General Course Information for IHM 605: Healing Environments

Course: IHM 605 - Healing Environments
Textbook: For the correct edition of the textbook assigned to a specific class, go to:

Course Description:

Our environments not only express who we are but also impact how we feel. They support our body, mind, and spirit. This course examines the definition, history of, and barriers to creating healing environments, describes elements of healing environments, discusses philosophies of healing spaces, natural elements utilized to create them, explores elements of healing relationships, and the importance of education and knowledge.

Course Learning Outcomes:
  • Define a healing environment.
  • Describe the historical evolution of healing environments.
  • List barriers to the creation of healing environment.
  • Analyze the impact of color, light, air quality, and temperature on healing environments.
  • Describe the impact of odor, noise, furnishings, and buildings on healing environments.
  • Analyze the impact of wayfinding on healing environments.
  • Describe the philosophies that support healing environments.
  • Examine the importance of natural elements used in creating healing environments.
  • Examine the role of healing gardens and the elements that make them therapeutic.
  • Explain the aspects of a healing, 'right' relationship and its impact on those in it.
  • Discuss the concept of the caregiver burnout and the importance of touch in supporting a healing relationship.
  • Describe the importance of education and knowledge in a healing environment and aspects of an effective education program for clients.

Students with Disabilities:
Students seeking special accommodations due to a disability must submit an application with supporting documentation, as explained under this subject heading in the General Catalog. Instructors are required to provide such accommodations if they receive written notification from the University.

Writing Across the Curriculum:
Students are expected to demonstrate writing skills in describing, analyzing and evaluating ideas and experiences. Written reports and research papers must follow specific standards regarding citations of an author's work within the text and references at the end of the paper. Students are encouraged to use the services of the University's Writing Center when preparing materials.

The following website provides information on APA, MLA, and other writing and citation styles that may be required for term papers and the like:

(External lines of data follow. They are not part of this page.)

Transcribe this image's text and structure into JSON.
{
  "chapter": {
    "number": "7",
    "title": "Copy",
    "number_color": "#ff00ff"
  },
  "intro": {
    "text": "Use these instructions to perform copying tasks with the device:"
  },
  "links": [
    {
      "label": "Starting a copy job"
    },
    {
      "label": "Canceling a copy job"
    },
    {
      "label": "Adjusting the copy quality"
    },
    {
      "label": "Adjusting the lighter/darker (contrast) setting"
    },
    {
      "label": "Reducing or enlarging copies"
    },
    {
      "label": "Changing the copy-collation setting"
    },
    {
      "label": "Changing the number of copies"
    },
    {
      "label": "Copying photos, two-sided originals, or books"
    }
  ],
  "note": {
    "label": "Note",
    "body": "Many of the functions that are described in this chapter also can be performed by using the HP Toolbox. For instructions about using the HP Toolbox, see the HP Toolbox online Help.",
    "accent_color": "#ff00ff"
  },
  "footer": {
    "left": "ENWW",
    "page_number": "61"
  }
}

National University Library:
National University Library supports academic rigor and student academic success by providing access to scholarly books and journals both electronically and in hard copy. Print materials may be accessed at the Library in San Diego or through document delivery for online and regional students. Librarians are available to provide training, reference assistance, and mentoring at the San Diego Library and virtually for online or regional students. Please take advantage of Library resources:


Contact the Library:

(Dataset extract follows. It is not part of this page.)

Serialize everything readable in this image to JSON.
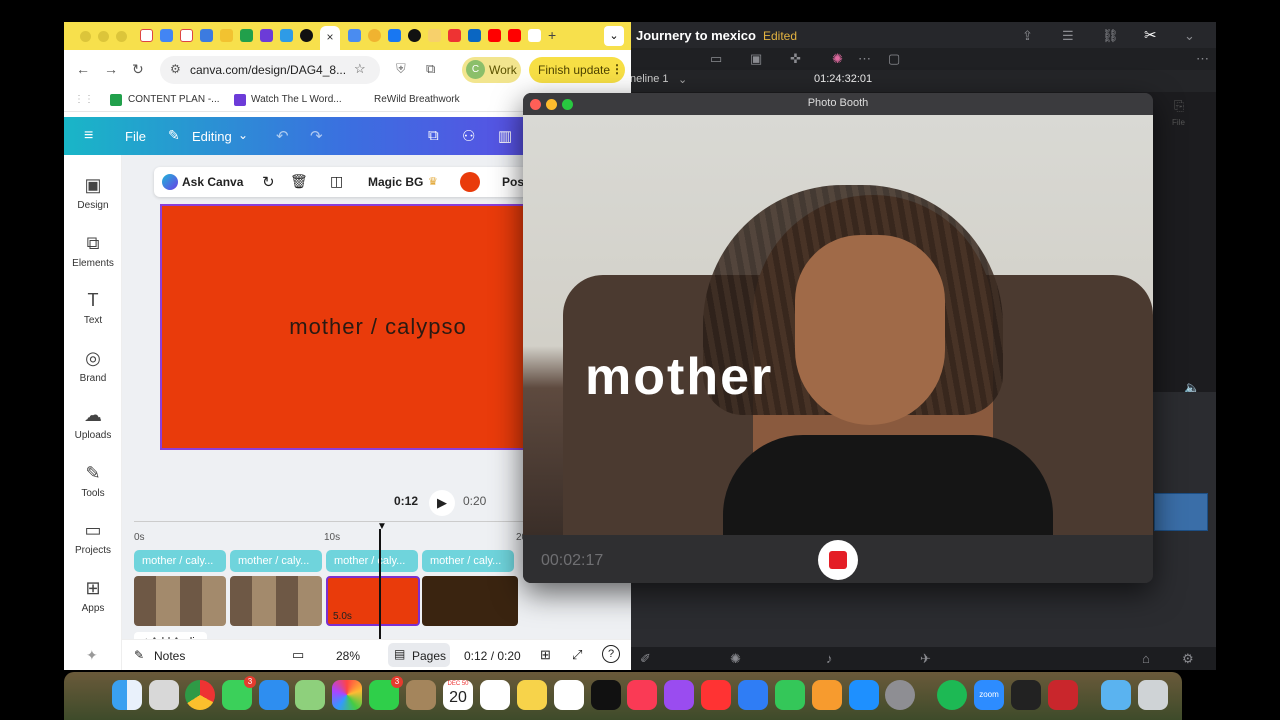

  • (858) 541-7900 (direct line)
  • 1-866-NU ACCESS x7900 (toll free)

Use the Library Training Tools (on the Library Homepage) for additional help

  • Recorded class presentations
  • Tutorials & Guides (APA/MLA, Peer-Review, and more)

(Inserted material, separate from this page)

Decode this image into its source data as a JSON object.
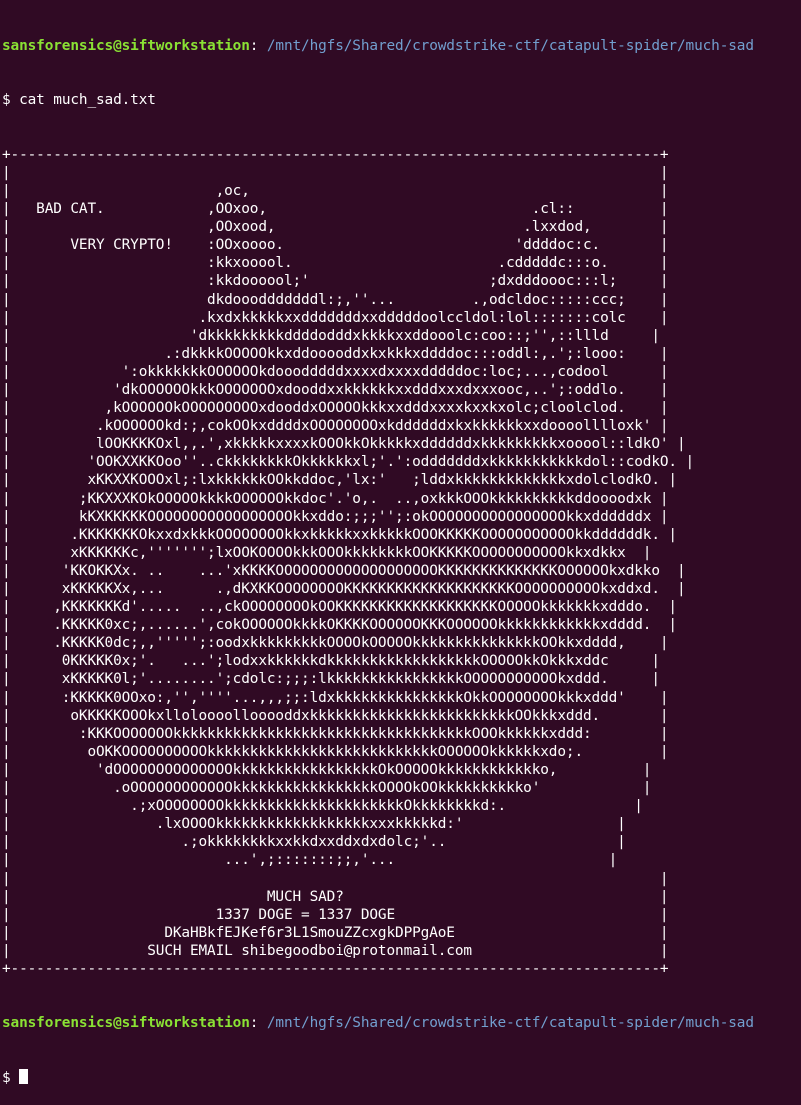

Plagiarism is the presentation of someone else's ideas or work as one's own. Students must give credit for any information that is not either the result of original research or common knowledge. If a student borrows ideas or information from another author, he/she must acknowledge the author in the body of the text and on the reference page. Students found plagiarizing are subject to the penalties outlined in the Policies and Procedures section of the University Catalog, which may include a failing grade for the work in question or for the entire course. The following is one of many websites that provide helpful information concerning plagiarism for both students and faculty:

Ethical behavior in the classroom is required of every student. The course will identify ethical policies and practices relevant to course topics.

Students are expected to be competent in using current technology appropriate for this discipline. Such technology may include word processing, spreadsheet, and presentation software. Use of the internet and e-mail may also be required.

Learning to work with and value diversity is essential in every class. Students are expected to exhibit an appreciation for multinational and gender diversity in the classroom.

As a diverse community of learners, students must strive to work together in a setting of civility, tolerance, and respect for each other and for the instructor. Rules of classroom behavior (which apply to online as well as onsite courses) include but are not limited to the following:

  • Conflicting opinions among members of a class are to be respected and responded to in a professional manner.
  • Side conversations or other distracting behaviors are not to be engaged in during lectures, class discussions or presentations
  • There are to be no offensive comments, language, or gestures